Exercise prompt:
Of the lines below, report only those that contain "JSON".

Extracted data:
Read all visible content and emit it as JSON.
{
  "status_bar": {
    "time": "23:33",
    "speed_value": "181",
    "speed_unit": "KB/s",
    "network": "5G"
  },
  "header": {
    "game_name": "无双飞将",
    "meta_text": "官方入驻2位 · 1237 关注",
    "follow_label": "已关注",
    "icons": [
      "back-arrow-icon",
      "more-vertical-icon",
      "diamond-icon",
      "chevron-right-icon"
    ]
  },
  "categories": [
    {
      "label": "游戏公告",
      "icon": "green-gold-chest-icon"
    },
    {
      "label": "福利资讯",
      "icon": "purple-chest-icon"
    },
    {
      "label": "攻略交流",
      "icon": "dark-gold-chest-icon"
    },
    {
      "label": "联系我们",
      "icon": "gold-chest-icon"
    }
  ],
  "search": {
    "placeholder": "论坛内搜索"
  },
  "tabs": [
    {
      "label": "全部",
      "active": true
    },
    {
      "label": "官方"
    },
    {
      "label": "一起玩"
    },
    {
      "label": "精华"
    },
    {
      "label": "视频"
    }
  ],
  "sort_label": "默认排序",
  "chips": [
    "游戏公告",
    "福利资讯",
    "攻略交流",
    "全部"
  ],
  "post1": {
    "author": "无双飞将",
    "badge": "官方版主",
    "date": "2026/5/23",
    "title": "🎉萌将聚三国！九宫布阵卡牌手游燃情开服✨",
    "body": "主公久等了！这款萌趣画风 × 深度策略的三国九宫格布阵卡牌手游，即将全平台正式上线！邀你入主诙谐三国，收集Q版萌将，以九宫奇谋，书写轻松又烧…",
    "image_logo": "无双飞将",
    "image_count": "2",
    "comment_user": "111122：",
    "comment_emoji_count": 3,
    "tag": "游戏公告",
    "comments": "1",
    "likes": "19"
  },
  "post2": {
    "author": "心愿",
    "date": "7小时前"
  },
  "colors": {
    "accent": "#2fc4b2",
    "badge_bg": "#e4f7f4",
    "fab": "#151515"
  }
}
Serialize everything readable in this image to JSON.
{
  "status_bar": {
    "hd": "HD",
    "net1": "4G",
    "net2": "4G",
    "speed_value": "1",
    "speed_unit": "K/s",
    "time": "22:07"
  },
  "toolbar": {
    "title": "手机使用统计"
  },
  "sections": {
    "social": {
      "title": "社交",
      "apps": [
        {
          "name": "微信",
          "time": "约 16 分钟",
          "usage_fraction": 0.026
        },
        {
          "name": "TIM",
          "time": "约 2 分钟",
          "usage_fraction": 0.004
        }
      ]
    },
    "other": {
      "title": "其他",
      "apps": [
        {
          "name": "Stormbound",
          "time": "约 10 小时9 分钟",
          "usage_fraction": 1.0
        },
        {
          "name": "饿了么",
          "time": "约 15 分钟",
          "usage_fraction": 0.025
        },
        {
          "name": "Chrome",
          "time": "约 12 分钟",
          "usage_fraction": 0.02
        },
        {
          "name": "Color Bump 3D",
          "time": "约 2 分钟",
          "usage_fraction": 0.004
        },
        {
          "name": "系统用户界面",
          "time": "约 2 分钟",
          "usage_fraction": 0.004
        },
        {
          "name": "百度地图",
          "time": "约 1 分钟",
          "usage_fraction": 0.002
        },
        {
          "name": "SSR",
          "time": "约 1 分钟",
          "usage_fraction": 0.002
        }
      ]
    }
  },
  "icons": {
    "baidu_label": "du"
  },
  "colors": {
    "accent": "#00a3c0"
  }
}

Response box:
Read all visible content and emit it as JSON.
Serialize everything readable in this image to JSON.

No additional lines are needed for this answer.